The title of this book is the best part about it.
There. Now you know. I’m going to go ahead and write the hell out of this review, because I love the sound of my own voice (praise Christian [Grey] someone does). But if you’re in a hurry and want a quickie, you can forget about this one.
I get the feeling Deadly Secrets, Loving Lies (which sounds like the title of a Tori Spelling movie) is part of a series, but I can’t find its predecessors. It seems as if it must be, because as you read the book, you feel like you’re coming in the middle of a conversation. So much happened before this book starts that, even though Cynthia Cooke provides some flashbacks, you sense that if you knew more about what occurred before Genie Marsters survives a kidnapping attempt, you might enjoy this book better.

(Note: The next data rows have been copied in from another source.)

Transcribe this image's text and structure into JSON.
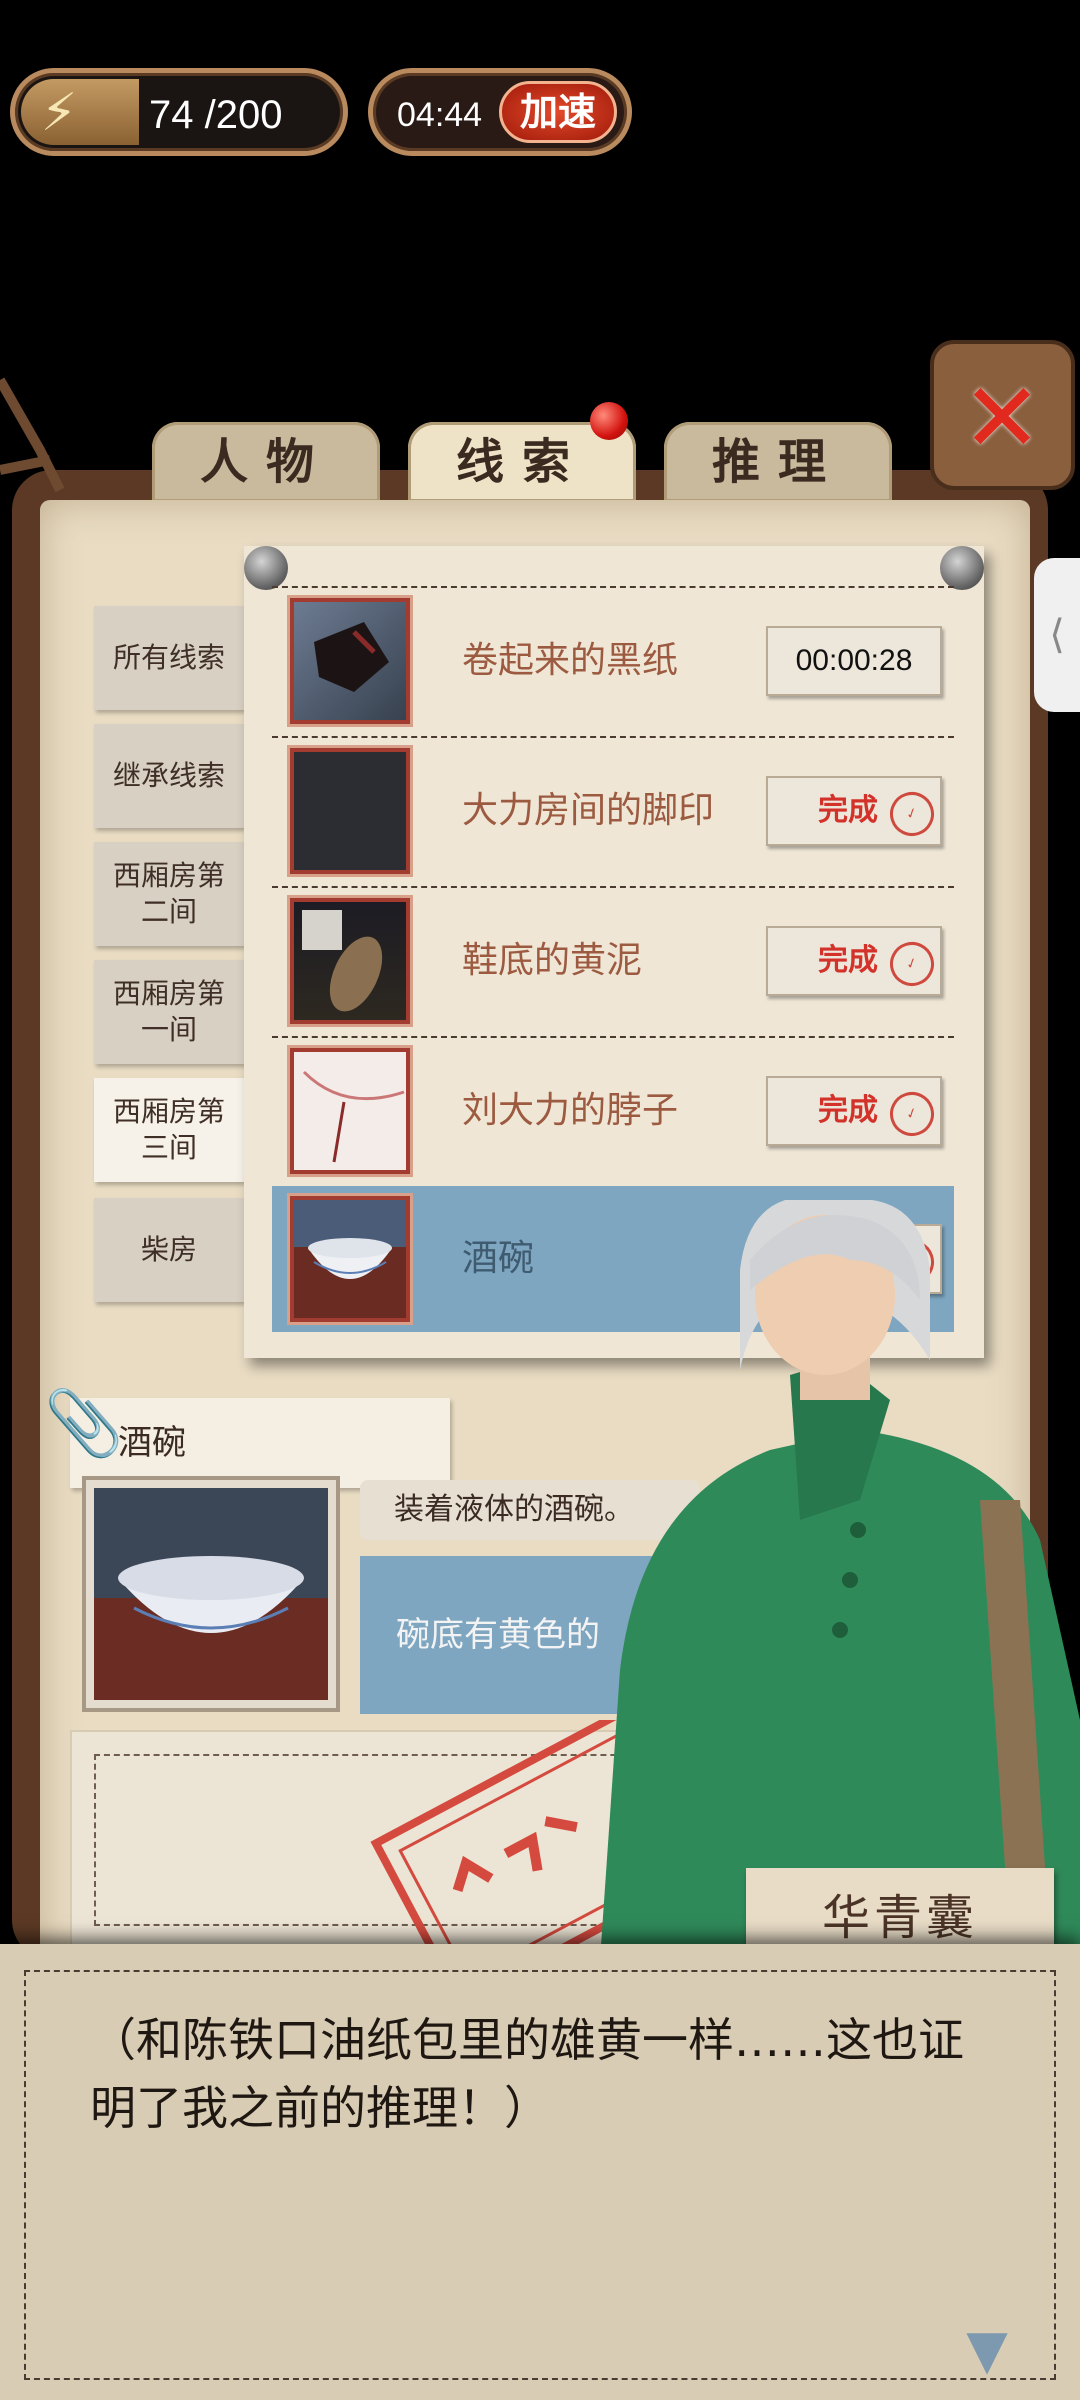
{
  "hud": {
    "energy_icon": "lightning-icon",
    "energy_text": "74 /200",
    "energy_fraction": 0.37,
    "timer_text": "04:44",
    "speed_up_label": "加速"
  },
  "tabs": [
    {
      "label": "人物",
      "active": false
    },
    {
      "label": "线索",
      "active": true,
      "notification": true
    },
    {
      "label": "推理",
      "active": false
    }
  ],
  "categories": [
    {
      "label": "所有线索"
    },
    {
      "label": "继承线索"
    },
    {
      "label": "西厢房第二间"
    },
    {
      "label": "西厢房第一间"
    },
    {
      "label": "西厢房第三间",
      "active": true
    },
    {
      "label": "柴房"
    }
  ],
  "clues": [
    {
      "name": "卷起来的黑纸",
      "status": "00:00:28"
    },
    {
      "name": "大力房间的脚印",
      "status": "完成"
    },
    {
      "name": "鞋底的黄泥",
      "status": "完成"
    },
    {
      "name": "刘大力的脖子",
      "status": "完成"
    },
    {
      "name": "酒碗",
      "status": "完成",
      "active": true
    }
  ],
  "detail": {
    "title": "酒碗",
    "description": "装着液体的酒碗。",
    "note": "碗底有黄色的"
  },
  "character": {
    "name": "华青囊"
  },
  "dialog": {
    "text": "（和陈铁口油纸包里的雄黄一样……这也证明了我之前的推理！）"
  },
  "colors": {
    "accent_red": "#d2322a",
    "selected_blue": "#7ea6c0",
    "paper": "#e9dcc3",
    "robe_green": "#2f8a5a"
  }
}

So Genie. She lives in what one character describes as a “mushroom” house, but she says it’s a tree house. It’s in the desert, and one day, after a visit from the UPS man (whom she greets with a Glock revolver tucked in the waistband of her pants), she sees a fleet of black SUVs roll up. This can only be bad news, so she races to the roof of her house, where she is rescued by her former lover, Kyle. Naturally, Kyle is tall, dark, handsome, and built like a brick house. He’s bitter, because she abandoned him (he thinks) after a warehouse explosion. But Genie had good reasons for doing so (of COURSE she did), which she eventually gets around to telling him. In fact, Genie likes to abandon Kyle. Like, a lot.

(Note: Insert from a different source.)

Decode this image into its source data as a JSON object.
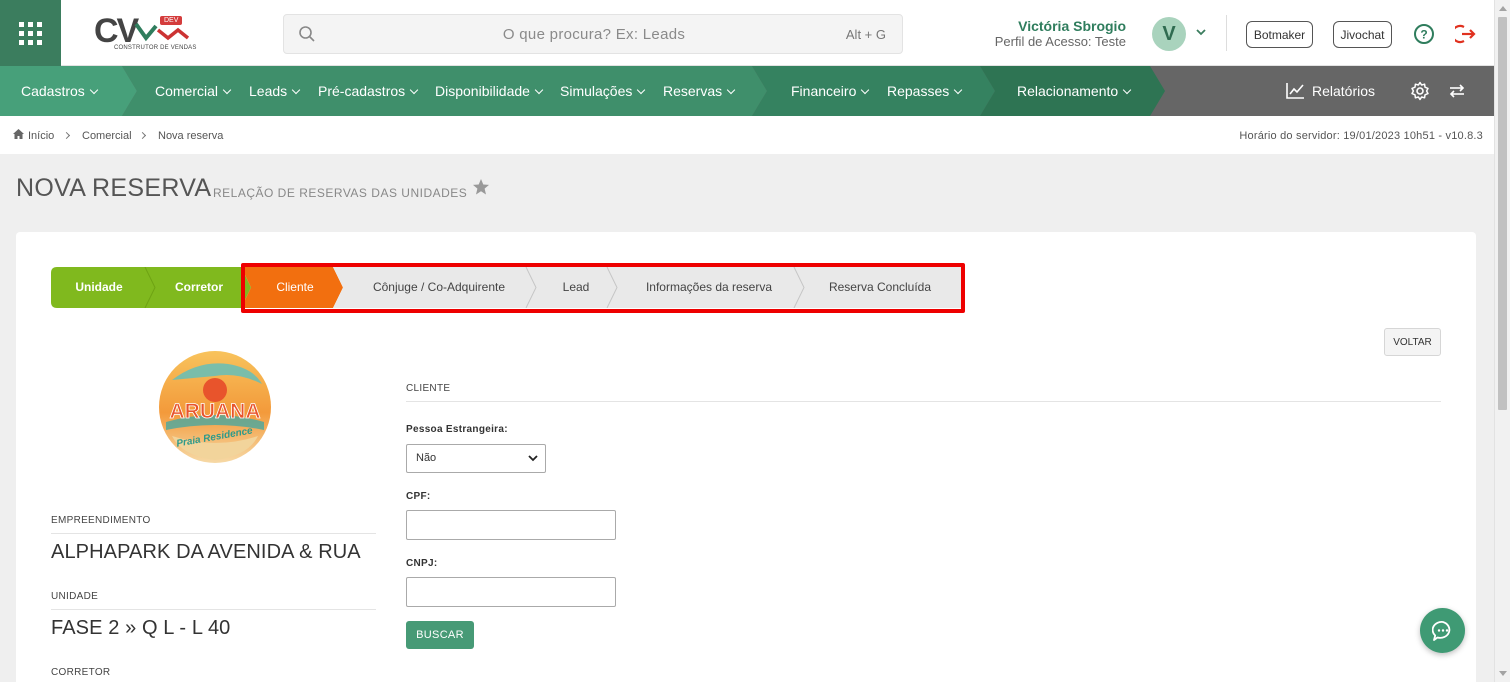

Kyle and Genie quickly discover that danger lurks within Genie’s family, particularly where the other two of her triplet sisters are concerned. (Kyle didn’t know she had siblings, and he has a problem with that. Shouldn’t people who love each other tell them about family? Evidently not.) The dynamic (ha ha) duo sets out to rescue Genie’s family, all the while growing closer. How close? Naked close. During their first assignation, Genie is so hot for Kyle that she utters the sweet nothings that every man longs to hear: “Give it to me!” She does add a “please.”
Cynthia Cooke’s sex scenes are okay. Not great, but okay. The problem is that they sound like every other sex scene you’ve read.
As he moved, tears of pleasure and intense need sprang to her eyes. He rocked harder, taking her closer to that place of urgent, urgent hunger. That place of ultimate joy that she only seemed to find with him. Damn him. A place of warm intimacy where she felt truly loved and safe. A feeling she only had while lying in his arms, a feeling she’d missed too much.
Kyle thrusts fast and violently, Genie screams – she has a triple orgasm, natch – and finally Kyle “finds his release.”
And our happy couple is reunited.
It isn’t that this is a bad book – I’ve certainly read better – it’s just that the title makes you think there will be some Hot Romance. And there is, but not much of it. Instead, there is some kind of mystery / conspiracy / spy intrigue going on here. Fine, but if you’re going to call a book Deadly Secrets, Loving Lies let’s have a little more loving, okay?
I guess if you’re in the mood to read something with a smattering of headboard rocking, then this is your thing. It just wasn’t mine.
Published by Entangled Publishing and available on Amazon.com.
Thanks to NetGalley for the preview.